● AIM OF THE TASK:
Every line of the data below should be retyped exactly.

*** Opening of TASK INPUT ***

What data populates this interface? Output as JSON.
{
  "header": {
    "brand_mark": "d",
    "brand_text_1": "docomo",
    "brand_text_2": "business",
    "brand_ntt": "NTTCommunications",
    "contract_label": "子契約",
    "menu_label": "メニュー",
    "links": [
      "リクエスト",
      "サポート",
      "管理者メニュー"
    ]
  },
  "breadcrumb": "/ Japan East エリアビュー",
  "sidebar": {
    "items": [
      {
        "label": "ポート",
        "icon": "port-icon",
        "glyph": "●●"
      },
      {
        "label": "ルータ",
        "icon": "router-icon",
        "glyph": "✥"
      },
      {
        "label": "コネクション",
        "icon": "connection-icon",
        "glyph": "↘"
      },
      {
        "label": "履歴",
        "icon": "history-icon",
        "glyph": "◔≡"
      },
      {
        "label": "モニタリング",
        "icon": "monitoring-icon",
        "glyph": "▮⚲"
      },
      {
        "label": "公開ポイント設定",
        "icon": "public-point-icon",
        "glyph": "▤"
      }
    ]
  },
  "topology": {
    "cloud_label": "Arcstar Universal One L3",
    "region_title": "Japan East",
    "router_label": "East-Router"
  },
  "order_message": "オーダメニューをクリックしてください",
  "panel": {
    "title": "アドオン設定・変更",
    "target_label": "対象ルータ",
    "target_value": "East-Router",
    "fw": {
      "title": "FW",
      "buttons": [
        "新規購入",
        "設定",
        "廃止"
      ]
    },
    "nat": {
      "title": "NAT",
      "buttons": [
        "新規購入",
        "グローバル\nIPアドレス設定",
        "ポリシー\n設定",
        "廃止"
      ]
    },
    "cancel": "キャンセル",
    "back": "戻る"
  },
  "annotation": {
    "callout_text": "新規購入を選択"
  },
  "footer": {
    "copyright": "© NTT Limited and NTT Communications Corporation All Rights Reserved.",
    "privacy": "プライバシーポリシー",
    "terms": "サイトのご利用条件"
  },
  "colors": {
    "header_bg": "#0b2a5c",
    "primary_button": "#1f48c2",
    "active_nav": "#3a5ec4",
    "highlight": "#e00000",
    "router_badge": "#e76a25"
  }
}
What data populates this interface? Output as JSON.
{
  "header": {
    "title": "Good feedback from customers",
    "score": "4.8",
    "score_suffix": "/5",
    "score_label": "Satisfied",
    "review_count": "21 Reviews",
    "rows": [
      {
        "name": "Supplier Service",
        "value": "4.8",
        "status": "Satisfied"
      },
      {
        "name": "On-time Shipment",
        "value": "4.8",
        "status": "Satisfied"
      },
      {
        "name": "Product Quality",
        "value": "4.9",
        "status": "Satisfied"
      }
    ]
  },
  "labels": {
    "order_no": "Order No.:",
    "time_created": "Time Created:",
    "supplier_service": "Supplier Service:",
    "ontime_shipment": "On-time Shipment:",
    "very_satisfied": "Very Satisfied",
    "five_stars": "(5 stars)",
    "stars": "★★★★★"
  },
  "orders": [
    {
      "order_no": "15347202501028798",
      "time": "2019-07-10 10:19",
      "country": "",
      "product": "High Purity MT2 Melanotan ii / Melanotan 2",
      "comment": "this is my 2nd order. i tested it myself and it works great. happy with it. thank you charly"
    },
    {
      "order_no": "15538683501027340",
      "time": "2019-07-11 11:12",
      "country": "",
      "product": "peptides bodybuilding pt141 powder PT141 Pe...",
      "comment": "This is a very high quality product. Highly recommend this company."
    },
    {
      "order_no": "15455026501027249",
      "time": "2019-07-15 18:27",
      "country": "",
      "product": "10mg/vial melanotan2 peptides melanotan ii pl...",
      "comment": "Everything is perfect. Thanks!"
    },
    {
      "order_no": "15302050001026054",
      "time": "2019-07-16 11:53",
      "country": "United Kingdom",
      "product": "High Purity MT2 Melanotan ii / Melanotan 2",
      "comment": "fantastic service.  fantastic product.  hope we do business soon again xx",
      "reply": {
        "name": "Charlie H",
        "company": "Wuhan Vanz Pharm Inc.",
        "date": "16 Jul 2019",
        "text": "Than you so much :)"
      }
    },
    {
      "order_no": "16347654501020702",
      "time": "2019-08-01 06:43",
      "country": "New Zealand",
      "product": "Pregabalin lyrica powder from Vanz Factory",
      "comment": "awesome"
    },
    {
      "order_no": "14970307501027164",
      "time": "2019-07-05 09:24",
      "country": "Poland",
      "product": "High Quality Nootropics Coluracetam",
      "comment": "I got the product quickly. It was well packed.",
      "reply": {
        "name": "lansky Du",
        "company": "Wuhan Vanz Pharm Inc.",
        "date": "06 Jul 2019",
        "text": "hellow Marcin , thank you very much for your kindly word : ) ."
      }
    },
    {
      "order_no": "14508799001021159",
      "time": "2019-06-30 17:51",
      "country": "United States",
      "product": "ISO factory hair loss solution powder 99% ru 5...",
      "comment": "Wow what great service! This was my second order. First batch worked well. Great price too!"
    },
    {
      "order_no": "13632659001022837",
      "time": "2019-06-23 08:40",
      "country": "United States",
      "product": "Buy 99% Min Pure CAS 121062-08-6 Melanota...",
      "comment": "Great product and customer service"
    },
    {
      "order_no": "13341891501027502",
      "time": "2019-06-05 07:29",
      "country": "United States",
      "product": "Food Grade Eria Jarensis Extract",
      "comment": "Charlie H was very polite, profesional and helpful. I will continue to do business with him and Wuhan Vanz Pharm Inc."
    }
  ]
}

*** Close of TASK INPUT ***

● REPLY TO THE TASK:
What data populates this interface? Output as JSON.
{
  "header": {
    "brand_mark": "d",
    "brand_text_1": "docomo",
    "brand_text_2": "business",
    "brand_ntt": "NTTCommunications",
    "contract_label": "子契約",
    "menu_label": "メニュー",
    "links": [
      "リクエスト",
      "サポート",
      "管理者メニュー"
    ]
  },
  "breadcrumb": "/ Japan East エリアビュー",
  "sidebar": {
    "items": [
      {
        "label": "ポート",
        "icon": "port-icon",
        "glyph": "●●"
      },
      {
        "label": "ルータ",
        "icon": "router-icon",
        "glyph": "✥"
      },
      {
        "label": "コネクション",
        "icon": "connection-icon",
        "glyph": "↘"
      },
      {
        "label": "履歴",
        "icon": "history-icon",
        "glyph": "◔≡"
      },
      {
        "label": "モニタリング",
        "icon": "monitoring-icon",
        "glyph": "▮⚲"
      },
      {
        "label": "公開ポイント設定",
        "icon": "public-point-icon",
        "glyph": "▤"
      }
    ]
  },
  "topology": {
    "cloud_label": "Arcstar Universal One L3",
    "region_title": "Japan East",
    "router_label": "East-Router"
  },
  "order_message": "オーダメニューをクリックしてください",
  "panel": {
    "title": "アドオン設定・変更",
    "target_label": "対象ルータ",
    "target_value": "East-Router",
    "fw": {
      "title": "FW",
      "buttons": [
        "新規購入",
        "設定",
        "廃止"
      ]
    },
    "nat": {
      "title": "NAT",
      "buttons": [
        "新規購入",
        "グローバル\nIPアドレス設定",
        "ポリシー\n設定",
        "廃止"
      ]
    },
    "cancel": "キャンセル",
    "back": "戻る"
  },
  "annotation": {
    "callout_text": "新規購入を選択"
  },
  "footer": {
    "copyright": "© NTT Limited and NTT Communications Corporation All Rights Reserved.",
    "privacy": "プライバシーポリシー",
    "terms": "サイトのご利用条件"
  },
  "colors": {
    "header_bg": "#0b2a5c",
    "primary_button": "#1f48c2",
    "active_nav": "#3a5ec4",
    "highlight": "#e00000",
    "router_badge": "#e76a25"
  }
}
What data populates this interface? Output as JSON.
{
  "header": {
    "title": "Good feedback from customers",
    "score": "4.8",
    "score_suffix": "/5",
    "score_label": "Satisfied",
    "review_count": "21 Reviews",
    "rows": [
      {
        "name": "Supplier Service",
        "value": "4.8",
        "status": "Satisfied"
      },
      {
        "name": "On-time Shipment",
        "value": "4.8",
        "status": "Satisfied"
      },
      {
        "name": "Product Quality",
        "value": "4.9",
        "status": "Satisfied"
      }
    ]
  },
  "labels": {
    "order_no": "Order No.:",
    "time_created": "Time Created:",
    "supplier_service": "Supplier Service:",
    "ontime_shipment": "On-time Shipment:",
    "very_satisfied": "Very Satisfied",
    "five_stars": "(5 stars)",
    "stars": "★★★★★"
  },
  "orders": [
    {
      "order_no": "15347202501028798",
      "time": "2019-07-10 10:19",
      "country": "",
      "product": "High Purity MT2 Melanotan ii / Melanotan 2",
      "comment": "this is my 2nd order. i tested it myself and it works great. happy with it. thank you charly"
    },
    {
      "order_no": "15538683501027340",
      "time": "2019-07-11 11:12",
      "country": "",
      "product": "peptides bodybuilding pt141 powder PT141 Pe...",
      "comment": "This is a very high quality product. Highly recommend this company."
    },
    {
      "order_no": "15455026501027249",
      "time": "2019-07-15 18:27",
      "country": "",
      "product": "10mg/vial melanotan2 peptides melanotan ii pl...",
      "comment": "Everything is perfect. Thanks!"
    },
    {
      "order_no": "15302050001026054",
      "time": "2019-07-16 11:53",
      "country": "United Kingdom",
      "product": "High Purity MT2 Melanotan ii / Melanotan 2",
      "comment": "fantastic service.  fantastic product.  hope we do business soon again xx",
      "reply": {
        "name": "Charlie H",
        "company": "Wuhan Vanz Pharm Inc.",
        "date": "16 Jul 2019",
        "text": "Than you so much :)"
      }
    },
    {
      "order_no": "16347654501020702",
      "time": "2019-08-01 06:43",
      "country": "New Zealand",
      "product": "Pregabalin lyrica powder from Vanz Factory",
      "comment": "awesome"
    },
    {
      "order_no": "14970307501027164",
      "time": "2019-07-05 09:24",
      "country": "Poland",
      "product": "High Quality Nootropics Coluracetam",
      "comment": "I got the product quickly. It was well packed.",
      "reply": {
        "name": "lansky Du",
        "company": "Wuhan Vanz Pharm Inc.",
        "date": "06 Jul 2019",
        "text": "hellow Marcin , thank you very much for your kindly word : ) ."
      }
    },
    {
      "order_no": "14508799001021159",
      "time": "2019-06-30 17:51",
      "country": "United States",
      "product": "ISO factory hair loss solution powder 99% ru 5...",
      "comment": "Wow what great service! This was my second order. First batch worked well. Great price too!"
    },
    {
      "order_no": "13632659001022837",
      "time": "2019-06-23 08:40",
      "country": "United States",
      "product": "Buy 99% Min Pure CAS 121062-08-6 Melanota...",
      "comment": "Great product and customer service"
    },
    {
      "order_no": "13341891501027502",
      "time": "2019-06-05 07:29",
      "country": "United States",
      "product": "Food Grade Eria Jarensis Extract",
      "comment": "Charlie H was very polite, profesional and helpful. I will continue to do business with him and Wuhan Vanz Pharm Inc."
    }
  ]
}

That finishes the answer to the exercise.